Italian construction firm Salini SpA received a major blow to its Africa expansion plans when, late in June, Namibia's high court overturned its $280-million construction contract for the Neckartal Dam.
The court ordered the contract to be rebid after a successful challenge by one losing bidder, CSC Neckartal Dam, a consortium made up of South African, Italian and Lebanese firms.
The rebid will be the project's third attempt at contract award since 2011, says a published report in Africa.
Namibia is constructing the dam on the Fish River, 40 kilometers west of Keetmanshoop, in Namibia.
The court said the country's tender board ignored recommendations from the project's steering committee on the bidding process and selection of a contractor.
The steering committee, made up of ministry officials and a representative from its South Africa-based project consultant, Knight Piésold, picked a joint venture of France's VINCI and Egypt's Orascom as the preferred bidder for the project. The tender board overruled its recommendation.
That joint venture also had challenged the award, but withdrew its lawsuit and its involvement in the project for undisclosed reasons.
The court said the board also ignored a committee request for details from bidders related to key project staff members, which amounted to “material non-disclosure,” said the judges.
“The opposing views of the expert consultants as to who should be recommended and why, were not disclosed to the tender board, the court said. "The cumulative effect ... is, in our view, devastating to the legality of the decision-making and deprived the tender board from being able to apply its mind properly to the enquiry before it.”
Earlier, the contract had been awarded to Chinese firm China Henan International Cooperation Group, but that procurement was later cancelled and the government ordered a rebid.
Salini, which won the rebid, bid about $290 million. The firm could not be reached for comment.
The first phase of the Neckartal Irrigation Scheme, the dam is located in the country's southern Karas region along the Fish River.

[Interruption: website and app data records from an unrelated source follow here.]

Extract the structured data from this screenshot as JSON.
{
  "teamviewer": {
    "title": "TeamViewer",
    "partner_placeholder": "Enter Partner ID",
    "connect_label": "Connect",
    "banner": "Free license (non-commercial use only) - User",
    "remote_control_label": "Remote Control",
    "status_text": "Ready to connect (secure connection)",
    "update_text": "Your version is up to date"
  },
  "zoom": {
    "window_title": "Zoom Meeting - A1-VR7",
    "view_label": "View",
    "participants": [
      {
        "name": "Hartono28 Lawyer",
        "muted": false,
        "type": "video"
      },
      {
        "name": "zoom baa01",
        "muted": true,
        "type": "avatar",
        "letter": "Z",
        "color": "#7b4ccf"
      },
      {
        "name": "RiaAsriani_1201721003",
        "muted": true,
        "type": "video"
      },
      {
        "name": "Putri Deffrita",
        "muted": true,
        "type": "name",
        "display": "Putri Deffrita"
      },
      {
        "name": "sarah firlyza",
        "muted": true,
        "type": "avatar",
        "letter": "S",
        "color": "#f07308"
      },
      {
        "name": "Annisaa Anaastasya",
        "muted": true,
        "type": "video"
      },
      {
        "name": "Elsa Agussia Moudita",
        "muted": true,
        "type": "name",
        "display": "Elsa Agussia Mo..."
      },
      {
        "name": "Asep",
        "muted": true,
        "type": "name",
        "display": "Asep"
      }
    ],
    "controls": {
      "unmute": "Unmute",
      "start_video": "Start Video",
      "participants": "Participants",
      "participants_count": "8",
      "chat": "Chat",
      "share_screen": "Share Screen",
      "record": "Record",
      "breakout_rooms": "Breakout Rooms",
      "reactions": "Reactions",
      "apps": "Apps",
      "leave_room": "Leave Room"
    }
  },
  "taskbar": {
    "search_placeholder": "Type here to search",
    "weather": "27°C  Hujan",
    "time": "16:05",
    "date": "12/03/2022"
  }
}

The 80-meter-high, roller-compacted-concrete dam will harness the river to create a reservoir with a capacity of 857 million cu m. The water will be used to irrigate an estimated 5,000 hectares.